In conclusion, Sudanese women have played a crucial role in the struggle against military rule and in the 2019 revolution. However, their participation in political processes has been limited, and patriarchal political parties have used conservative social norms to argue against female leadership. It is important that women’s voices are heard and valued in peacebuilding efforts, as they have a unique and vital perspective to offer in building a more stable and just society. By promoting women’s participation in peacebuilding efforts, we can build sustainable peace and create a better future for all Sudanese citizens.
Only listen to the men in arms
The same approach was evident in peacebuilding as women continued to be sidelined during peace talks even when they had more information and viable solutions about the situation on the ground. One example of this is during the Abuja peace talks for the Darfur conflict in 2005 when the rebel groups argued over a river and the women were the ones to point out that the river, a significant resource for people in the area, had actually dried up.
The exclusion of women was once again visible in the 2020 Juba peace talks for peace in Sudan, which failed to bring peace and was one of the facilitators of the current conflict. In Juba, women represented 10% of negotiators and all the mediators were men because the talks were structured in a way that excludes the presence of anyone not from the top leadership of the armed groups.
Women’s inclusion in peace processes has been shown to lead to more comprehensive and sustainable peace agreements, as well as greater respect for human rights and gender equality. However, the present conflict resolution mechanisms are flawed and are centred around rewarding men for taking up arms. Giving them more political power and economic access and ignoring the voices of women civil leaders who understand the impact of the conflict and have clear solutions.
These women cannot show bullet wounds in their right arm since they didn’t suffer in the woods, but they do understand the impact of the conflict and have clear solutions. It is time to move away from the idea that only the men in arms should be listened to during peace talks and include the perspectives and solutions of women civil leaders who are equally affected by the conflict and can offer valuable insights towards achieving lasting peace.

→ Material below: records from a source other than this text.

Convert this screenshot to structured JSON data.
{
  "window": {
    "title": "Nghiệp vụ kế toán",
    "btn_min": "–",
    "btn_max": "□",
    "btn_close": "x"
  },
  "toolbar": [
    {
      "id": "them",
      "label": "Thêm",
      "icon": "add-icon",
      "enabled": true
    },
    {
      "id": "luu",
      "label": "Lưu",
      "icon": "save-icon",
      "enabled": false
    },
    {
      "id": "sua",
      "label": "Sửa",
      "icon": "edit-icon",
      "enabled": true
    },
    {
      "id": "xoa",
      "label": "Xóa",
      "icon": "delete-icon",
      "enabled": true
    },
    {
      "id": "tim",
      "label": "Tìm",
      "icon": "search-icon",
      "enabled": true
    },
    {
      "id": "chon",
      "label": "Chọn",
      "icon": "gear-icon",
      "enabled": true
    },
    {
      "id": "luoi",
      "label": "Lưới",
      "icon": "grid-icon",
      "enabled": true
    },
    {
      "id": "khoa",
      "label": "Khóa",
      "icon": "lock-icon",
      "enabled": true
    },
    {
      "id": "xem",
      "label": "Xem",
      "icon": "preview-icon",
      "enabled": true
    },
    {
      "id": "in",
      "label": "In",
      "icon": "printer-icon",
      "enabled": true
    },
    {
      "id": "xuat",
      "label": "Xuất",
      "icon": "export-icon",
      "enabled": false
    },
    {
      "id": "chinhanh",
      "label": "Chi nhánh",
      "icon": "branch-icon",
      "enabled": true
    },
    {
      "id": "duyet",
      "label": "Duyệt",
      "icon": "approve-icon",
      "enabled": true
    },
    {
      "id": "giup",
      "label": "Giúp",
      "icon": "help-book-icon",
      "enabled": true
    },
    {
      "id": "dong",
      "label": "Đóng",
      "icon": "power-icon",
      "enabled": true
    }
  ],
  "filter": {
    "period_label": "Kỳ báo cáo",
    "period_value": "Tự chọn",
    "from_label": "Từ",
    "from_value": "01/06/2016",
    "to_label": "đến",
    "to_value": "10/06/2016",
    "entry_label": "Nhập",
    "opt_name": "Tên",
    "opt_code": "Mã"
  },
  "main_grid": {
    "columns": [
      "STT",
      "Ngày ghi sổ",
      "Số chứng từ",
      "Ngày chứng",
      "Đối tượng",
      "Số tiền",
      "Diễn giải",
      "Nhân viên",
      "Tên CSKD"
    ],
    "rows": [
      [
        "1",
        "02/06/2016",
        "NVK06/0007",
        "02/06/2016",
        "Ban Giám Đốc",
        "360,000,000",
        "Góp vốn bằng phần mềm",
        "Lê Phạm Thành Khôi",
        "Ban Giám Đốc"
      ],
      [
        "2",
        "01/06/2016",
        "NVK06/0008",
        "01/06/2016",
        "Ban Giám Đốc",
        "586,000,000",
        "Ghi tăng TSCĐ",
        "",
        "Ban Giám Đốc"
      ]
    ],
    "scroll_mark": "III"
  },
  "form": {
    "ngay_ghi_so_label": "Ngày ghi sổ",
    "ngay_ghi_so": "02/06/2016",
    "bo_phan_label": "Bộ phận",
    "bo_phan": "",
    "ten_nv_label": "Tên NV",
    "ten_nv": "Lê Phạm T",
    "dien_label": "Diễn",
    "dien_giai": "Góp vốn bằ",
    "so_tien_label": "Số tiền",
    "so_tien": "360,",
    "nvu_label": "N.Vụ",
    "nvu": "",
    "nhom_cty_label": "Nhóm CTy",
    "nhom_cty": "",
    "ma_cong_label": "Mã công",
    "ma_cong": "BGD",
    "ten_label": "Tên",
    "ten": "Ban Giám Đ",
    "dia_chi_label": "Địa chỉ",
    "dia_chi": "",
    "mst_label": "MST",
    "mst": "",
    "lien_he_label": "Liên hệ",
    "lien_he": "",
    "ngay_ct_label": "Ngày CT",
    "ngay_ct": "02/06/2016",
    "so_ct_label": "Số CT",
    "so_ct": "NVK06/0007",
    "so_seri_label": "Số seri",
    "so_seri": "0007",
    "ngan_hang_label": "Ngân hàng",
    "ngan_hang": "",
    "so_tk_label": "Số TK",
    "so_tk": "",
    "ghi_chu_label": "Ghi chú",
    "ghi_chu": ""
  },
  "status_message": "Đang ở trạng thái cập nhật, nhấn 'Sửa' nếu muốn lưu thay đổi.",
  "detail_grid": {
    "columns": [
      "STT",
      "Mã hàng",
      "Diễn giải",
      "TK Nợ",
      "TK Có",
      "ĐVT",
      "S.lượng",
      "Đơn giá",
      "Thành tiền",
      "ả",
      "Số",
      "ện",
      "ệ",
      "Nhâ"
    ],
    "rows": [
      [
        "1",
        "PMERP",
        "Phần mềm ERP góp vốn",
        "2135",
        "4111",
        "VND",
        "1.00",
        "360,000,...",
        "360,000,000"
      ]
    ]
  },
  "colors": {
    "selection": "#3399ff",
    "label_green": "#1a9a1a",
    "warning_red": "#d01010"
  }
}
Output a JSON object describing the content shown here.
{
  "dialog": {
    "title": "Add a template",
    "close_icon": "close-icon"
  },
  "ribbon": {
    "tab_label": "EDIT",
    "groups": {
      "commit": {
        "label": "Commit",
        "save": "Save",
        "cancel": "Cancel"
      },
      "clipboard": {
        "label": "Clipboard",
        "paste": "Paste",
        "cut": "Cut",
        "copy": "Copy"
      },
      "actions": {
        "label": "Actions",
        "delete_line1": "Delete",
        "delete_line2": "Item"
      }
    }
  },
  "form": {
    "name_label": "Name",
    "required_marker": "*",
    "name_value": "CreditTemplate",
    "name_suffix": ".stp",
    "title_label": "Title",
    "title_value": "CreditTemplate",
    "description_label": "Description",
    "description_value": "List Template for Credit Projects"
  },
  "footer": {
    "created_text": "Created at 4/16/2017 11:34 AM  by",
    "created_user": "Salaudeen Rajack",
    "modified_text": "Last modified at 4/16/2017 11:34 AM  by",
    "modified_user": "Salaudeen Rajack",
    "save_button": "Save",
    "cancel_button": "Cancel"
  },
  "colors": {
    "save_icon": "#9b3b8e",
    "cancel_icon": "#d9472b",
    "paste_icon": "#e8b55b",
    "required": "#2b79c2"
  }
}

What does a feminist approach to peacebuilding look like?
Feminists in Sudan are already mobilizing for peace and an end to the ongoing war. One such initiative is Feminists for Peace, which arrived before all political parties. A feminist approach to peacebuilding in Sudan must prioritize the experiences and perspectives of women, who have been disproportionately affected by the crisis. However, before articulating that approach, it is crucial to address the contradictions within the women’s movement. The movement is divided based on intergenerational conflicts, differing ideologies, and the most dangerous division, between feminists who challenge power dynamics in Sudan and those who serve the interests of patriarchal political parties and receive personal rewards.
Now more than ever is the time for Sudanese women to lead. Women are already leading conversations about war and peace and organizing much-needed medical and social services in this complex environment. Political parties, the military sector, the international community, and women’s rights organizations must continue working with Sudanese women to ensure their full inclusion in a comprehensive peace process that promotes greater respect for human rights and gender equality. Such a peace process must not only stop the war but also help the community to heal and rebuild what was lost.